*** Opening of Data for the task ***

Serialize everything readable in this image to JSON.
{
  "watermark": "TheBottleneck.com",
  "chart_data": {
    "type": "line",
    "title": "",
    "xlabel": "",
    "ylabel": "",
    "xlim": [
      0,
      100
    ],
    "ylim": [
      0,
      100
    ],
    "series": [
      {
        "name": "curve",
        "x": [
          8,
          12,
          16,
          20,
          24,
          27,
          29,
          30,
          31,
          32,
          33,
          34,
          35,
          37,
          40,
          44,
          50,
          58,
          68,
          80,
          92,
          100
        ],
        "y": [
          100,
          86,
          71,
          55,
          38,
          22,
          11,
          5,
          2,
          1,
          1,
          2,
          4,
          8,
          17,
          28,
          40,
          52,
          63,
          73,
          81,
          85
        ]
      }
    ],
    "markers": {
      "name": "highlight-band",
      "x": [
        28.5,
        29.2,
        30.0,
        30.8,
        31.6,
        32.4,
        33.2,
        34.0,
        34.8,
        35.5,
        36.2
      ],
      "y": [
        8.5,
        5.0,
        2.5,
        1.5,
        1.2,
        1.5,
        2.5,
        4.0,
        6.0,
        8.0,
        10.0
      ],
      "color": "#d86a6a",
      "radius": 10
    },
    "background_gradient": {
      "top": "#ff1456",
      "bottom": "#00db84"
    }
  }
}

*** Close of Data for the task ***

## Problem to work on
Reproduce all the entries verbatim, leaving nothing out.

## Result of this exercise
Serialize everything readable in this image to JSON.
{
  "watermark": "TheBottleneck.com",
  "chart_data": {
    "type": "line",
    "title": "",
    "xlabel": "",
    "ylabel": "",
    "xlim": [
      0,
      100
    ],
    "ylim": [
      0,
      100
    ],
    "series": [
      {
        "name": "curve",
        "x": [
          8,
          12,
          16,
          20,
          24,
          27,
          29,
          30,
          31,
          32,
          33,
          34,
          35,
          37,
          40,
          44,
          50,
          58,
          68,
          80,
          92,
          100
        ],
        "y": [
          100,
          86,
          71,
          55,
          38,
          22,
          11,
          5,
          2,
          1,
          1,
          2,
          4,
          8,
          17,
          28,
          40,
          52,
          63,
          73,
          81,
          85
        ]
      }
    ],
    "markers": {
      "name": "highlight-band",
      "x": [
        28.5,
        29.2,
        30.0,
        30.8,
        31.6,
        32.4,
        33.2,
        34.0,
        34.8,
        35.5,
        36.2
      ],
      "y": [
        8.5,
        5.0,
        2.5,
        1.5,
        1.2,
        1.5,
        2.5,
        4.0,
        6.0,
        8.0,
        10.0
      ],
      "color": "#d86a6a",
      "radius": 10
    },
    "background_gradient": {
      "top": "#ff1456",
      "bottom": "#00db84"
    }
  }
}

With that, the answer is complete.